How Would You Rate Hatboro-Horsham Schools?
By spring, each building within Hatboro-Horsham School District will receive a grade from the state.
Teachers throughout the Hatboro-Horsham School District measure their students’ success with grades. In the coming weeks, the schools too will receive a report card of sorts.
The Pennsylvania Department of Education's school performance profile will scale each school between 0 and 100, according to Hatboro-Horsham Curriculum Co-Director David Weber. Those scores will be released in April, he said and the district will have the opportunity to see the pre-release of scores on March 15.

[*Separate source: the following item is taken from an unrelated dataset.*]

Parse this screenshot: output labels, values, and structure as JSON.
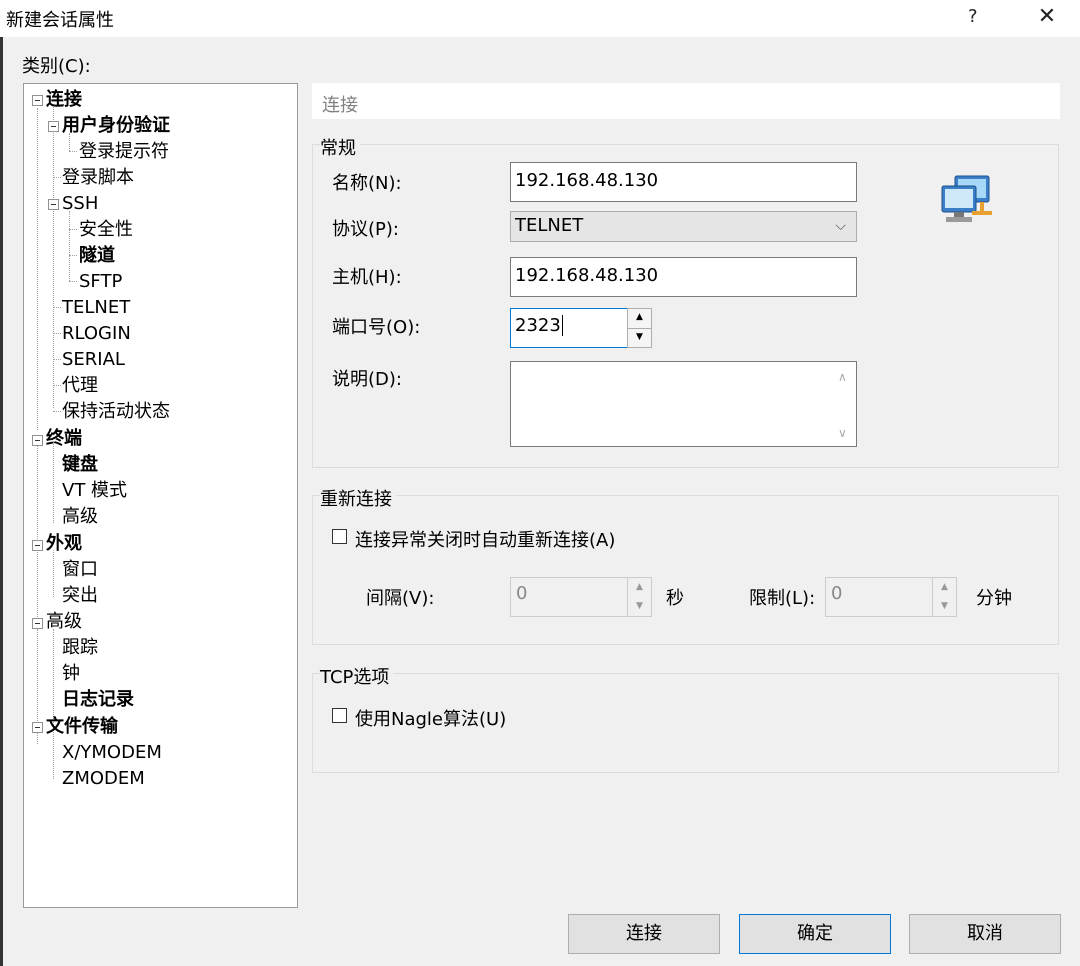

In an analysis conducted by the Montgomery County Intermediate Unit, Weber said 14 percent of all schools scored 90 or higher and 64 percent were in the 70 to 89.9 range.
“Seventy is kind of the benchmark that the state is putting out,” Weber told the school board during a recent meeting. “We honestly have not had access to the scores yet to see how they’ll look at the end of the day.”
But, good or bad, the scores will play a major role in teacher evaluations in the upcoming year, as well as principal evaluations beginning in the 2014-2015 school year. The forthcoming statewide evaluation system will make it easier for teachers deemed to be “failing” to be fired more easily, district officials said previously.
Under the impending teacher and principal evaluations, student performance, as well as building data - including how each building scored on the school performance profile - would be “tied” to evaluations, according to Superintendent Curtis Griffin.
“What happens to a teacher who’s tied to many schools?” Griffin asked. “I don’t know that answer.”
Officials have said many questions need to be addressed prior to the rollout of the new evaluation system. The Pennsylvania Department of Education has until June 30 to finalize evaluation requirements.
Before that happens, Griffin said the state would use information ranging from the district’s classes, class sizes, teacher schedules, AP scores, SAT scores, ACT scores and more information that he said is “constantly” being uploaded to the state’s database to arrive at scores for each of the buildings.